Kraken look less threatening after conservative expansion-draft approach
The Kraken passed on most of the available big-name stars and made no side trades Wednesday, demonstrating GM Ron Francis’ aversion to risk.
Seattle Kraken general manager Ron Francis developed a reputation for conservatism during a seven-year run as the Hurricanes’ GM.
That same tack — reflected in Carolina through his cautious approach to offseason signings and trades as well as his preference for a strong defense over a strong offense — was evident during the expansion draft Wednesday.
The Kraken always were expected to pass on many of the big-name, big-contract players exposed in the draft, but they passed on almost all of them. Carey Price, Vladimir Tarasenko, James van Riemsdyk, Ryan Johansen, Matt Duchene, Adam Henrique, Max Domi and many others remain with their teams.
Instead, the Kraken assembled a roster that barely eclipsed the $48.9 million salary-cap minimum. That leaves them with well above $25 million to spend the rest of the offseason and a rather underwhelming initial expansion draft class.
For every upper-end player the Kraken did bite on, they made an obscure off-the-board pick elsewhere.
Forwards Jordan Eberle (Islanders), Calle Jarnkrok (Predators), Jared McCann (Maple Leafs) and Yanni Gourde (Lightning), defensemen Mark Giordano (Flames), Vince Dunn (Blues) and Adam Larsson (Oilers) and goaltenders Chris Driedger (Panthers) and Vitek Vanecek (Capitals) should be solid pieces. Eberle, Gourde and Giordano were, in fact, the only players the Kraken took with cap hits over $5 million.
The selections of John Quenneville (Blackhawks), Carsen Twarynski (Flyers), Gavin Bayreuther (Blue Jackets), Kurtis MacDermid (Kings) and Morgan Geekie (Hurricanes) were major surprises, though.
It initially seemed likely that the Kraken had made those picks because of side deals. The Golden Knights made 10 side deals during the 2017 expansion draft, acquiring many of their eventual stars through that process, and the Kraken reportedly were asking sky-high prices in side-deal negotiations leading up to Wednesday. But no such trades happened, per CapFriendly.
The clear focus of the Kraken team assembled so far is keeping the puck out of the net.
Of the 19 skaters they picked who played regularly in the NHL last year, 12 had better defensive than offensive results last season (measuring by even-strength scoring chance rates per minute, for and against).

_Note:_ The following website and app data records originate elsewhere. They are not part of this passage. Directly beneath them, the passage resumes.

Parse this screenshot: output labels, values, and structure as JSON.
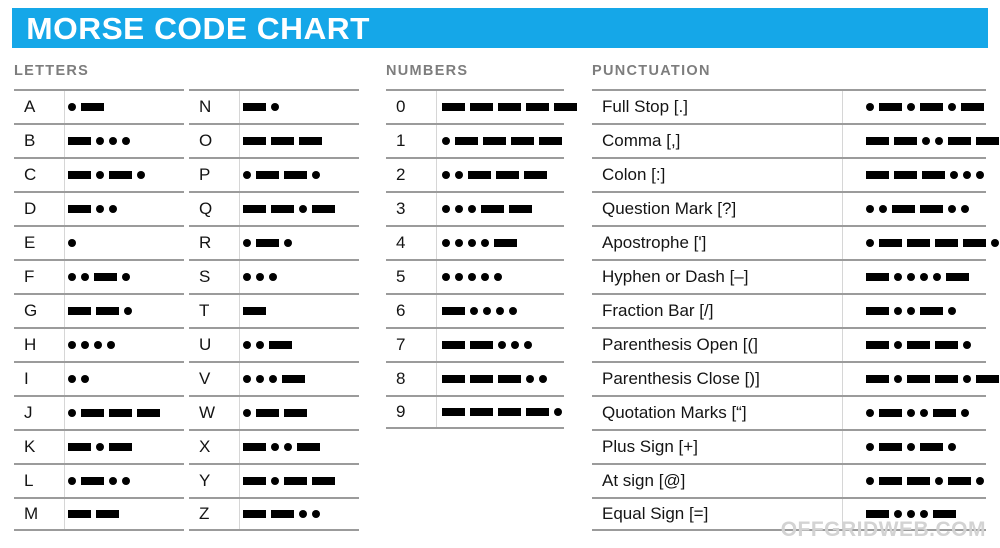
{
  "header": {
    "title": "MORSE CODE CHART",
    "bar_color": "#15a7e8",
    "title_color": "#ffffff"
  },
  "sections": {
    "letters_heading": "LETTERS",
    "numbers_heading": "NUMBERS",
    "punctuation_heading": "PUNCTUATION",
    "heading_color": "#7d7d7d"
  },
  "symbols": {
    "dot": "dot",
    "dash": "dash",
    "color": "#000000"
  },
  "letters_column_1": [
    {
      "label": "A",
      "code": [
        "dot",
        "dash"
      ]
    },
    {
      "label": "B",
      "code": [
        "dash",
        "dot",
        "dot",
        "dot"
      ]
    },
    {
      "label": "C",
      "code": [
        "dash",
        "dot",
        "dash",
        "dot"
      ]
    },
    {
      "label": "D",
      "code": [
        "dash",
        "dot",
        "dot"
      ]
    },
    {
      "label": "E",
      "code": [
        "dot"
      ]
    },
    {
      "label": "F",
      "code": [
        "dot",
        "dot",
        "dash",
        "dot"
      ]
    },
    {
      "label": "G",
      "code": [
        "dash",
        "dash",
        "dot"
      ]
    },
    {
      "label": "H",
      "code": [
        "dot",
        "dot",
        "dot",
        "dot"
      ]
    },
    {
      "label": "I",
      "code": [
        "dot",
        "dot"
      ]
    },
    {
      "label": "J",
      "code": [
        "dot",
        "dash",
        "dash",
        "dash"
      ]
    },
    {
      "label": "K",
      "code": [
        "dash",
        "dot",
        "dash"
      ]
    },
    {
      "label": "L",
      "code": [
        "dot",
        "dash",
        "dot",
        "dot"
      ]
    },
    {
      "label": "M",
      "code": [
        "dash",
        "dash"
      ]
    }
  ],
  "letters_column_2": [
    {
      "label": "N",
      "code": [
        "dash",
        "dot"
      ]
    },
    {
      "label": "O",
      "code": [
        "dash",
        "dash",
        "dash"
      ]
    },
    {
      "label": "P",
      "code": [
        "dot",
        "dash",
        "dash",
        "dot"
      ]
    },
    {
      "label": "Q",
      "code": [
        "dash",
        "dash",
        "dot",
        "dash"
      ]
    },
    {
      "label": "R",
      "code": [
        "dot",
        "dash",
        "dot"
      ]
    },
    {
      "label": "S",
      "code": [
        "dot",
        "dot",
        "dot"
      ]
    },
    {
      "label": "T",
      "code": [
        "dash"
      ]
    },
    {
      "label": "U",
      "code": [
        "dot",
        "dot",
        "dash"
      ]
    },
    {
      "label": "V",
      "code": [
        "dot",
        "dot",
        "dot",
        "dash"
      ]
    },
    {
      "label": "W",
      "code": [
        "dot",
        "dash",
        "dash"
      ]
    },
    {
      "label": "X",
      "code": [
        "dash",
        "dot",
        "dot",
        "dash"
      ]
    },
    {
      "label": "Y",
      "code": [
        "dash",
        "dot",
        "dash",
        "dash"
      ]
    },
    {
      "label": "Z",
      "code": [
        "dash",
        "dash",
        "dot",
        "dot"
      ]
    }
  ],
  "numbers": [
    {
      "label": "0",
      "code": [
        "dash",
        "dash",
        "dash",
        "dash",
        "dash"
      ]
    },
    {
      "label": "1",
      "code": [
        "dot",
        "dash",
        "dash",
        "dash",
        "dash"
      ]
    },
    {
      "label": "2",
      "code": [
        "dot",
        "dot",
        "dash",
        "dash",
        "dash"
      ]
    },
    {
      "label": "3",
      "code": [
        "dot",
        "dot",
        "dot",
        "dash",
        "dash"
      ]
    },
    {
      "label": "4",
      "code": [
        "dot",
        "dot",
        "dot",
        "dot",
        "dash"
      ]
    },
    {
      "label": "5",
      "code": [
        "dot",
        "dot",
        "dot",
        "dot",
        "dot"
      ]
    },
    {
      "label": "6",
      "code": [
        "dash",
        "dot",
        "dot",
        "dot",
        "dot"
      ]
    },
    {
      "label": "7",
      "code": [
        "dash",
        "dash",
        "dot",
        "dot",
        "dot"
      ]
    },
    {
      "label": "8",
      "code": [
        "dash",
        "dash",
        "dash",
        "dot",
        "dot"
      ]
    },
    {
      "label": "9",
      "code": [
        "dash",
        "dash",
        "dash",
        "dash",
        "dot"
      ]
    }
  ],
  "punctuation": [
    {
      "label": "Full Stop [.]",
      "code": [
        "dot",
        "dash",
        "dot",
        "dash",
        "dot",
        "dash"
      ]
    },
    {
      "label": "Comma [,]",
      "code": [
        "dash",
        "dash",
        "dot",
        "dot",
        "dash",
        "dash"
      ]
    },
    {
      "label": "Colon [:]",
      "code": [
        "dash",
        "dash",
        "dash",
        "dot",
        "dot",
        "dot"
      ]
    },
    {
      "label": "Question Mark [?]",
      "code": [
        "dot",
        "dot",
        "dash",
        "dash",
        "dot",
        "dot"
      ]
    },
    {
      "label": "Apostrophe [']",
      "code": [
        "dot",
        "dash",
        "dash",
        "dash",
        "dash",
        "dot"
      ]
    },
    {
      "label": "Hyphen or Dash [–]",
      "code": [
        "dash",
        "dot",
        "dot",
        "dot",
        "dot",
        "dash"
      ]
    },
    {
      "label": "Fraction Bar [/]",
      "code": [
        "dash",
        "dot",
        "dot",
        "dash",
        "dot"
      ]
    },
    {
      "label": "Parenthesis Open [(]",
      "code": [
        "dash",
        "dot",
        "dash",
        "dash",
        "dot"
      ]
    },
    {
      "label": "Parenthesis Close [)]",
      "code": [
        "dash",
        "dot",
        "dash",
        "dash",
        "dot",
        "dash"
      ]
    },
    {
      "label": "Quotation Marks [“]",
      "code": [
        "dot",
        "dash",
        "dot",
        "dot",
        "dash",
        "dot"
      ]
    },
    {
      "label": "Plus Sign [+]",
      "code": [
        "dot",
        "dash",
        "dot",
        "dash",
        "dot"
      ]
    },
    {
      "label": "At sign [@]",
      "code": [
        "dot",
        "dash",
        "dash",
        "dot",
        "dash",
        "dot"
      ]
    },
    {
      "label": "Equal Sign [=]",
      "code": [
        "dash",
        "dot",
        "dot",
        "dot",
        "dash"
      ]
    }
  ],
  "watermark": {
    "text": "OFFGRIDWEB.COM",
    "color": "#d3d3d3"
  }
}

Only three — Eberle, Gourde and Donskoi — ranked among the top 200 league-wide in scoring-chances-for rate. Five —Jamie Oleksiak (Stars), Haydn Fleury (Ducks), Brandon Tanev (Penguins), McCann and Geekie —ranked among the top 100 in scoring-chances-against rate.
The goaltending should be a strength. Driedger feels ready to be a No. 1 goalie after his breakout year in Florida — he went 14-6-3 with a .927 save percentage. Vanecek also handled starting duties for much of last season as a rookie and, along with Joey Daccord (Senators), provides solid depth.
The full Kraken team hasn’t been assembled, however, and it would be shocking if Francis didn’t weaponize the generous cap space he preserved. The Flyers and Lightning remain desperate to unload large contracts this offseason, and the Kraken could help them out, for a price.
Francis also will be able to supplement his team with the No. 2 overall pick in the draft Friday. That selection will reveal more about his team-building mentality, too. With the Hurricanes, four of his six first-round picks were defensemen.
The Kraken also could be big players in free agency next week — after all, three of their biggest splashes (Larsson, Oleksiak and Driedger) were pending unrestricted free agents. Signing Avalanche captain and pending UFA Gabriel Landeskog, for instance, would instantly alter the Year 1 outlook.
But at least after one day of team-building, the NHL’s newest franchise doesn’t look quite as good — and certainly doesn’t look nearly as aggressive — as expected.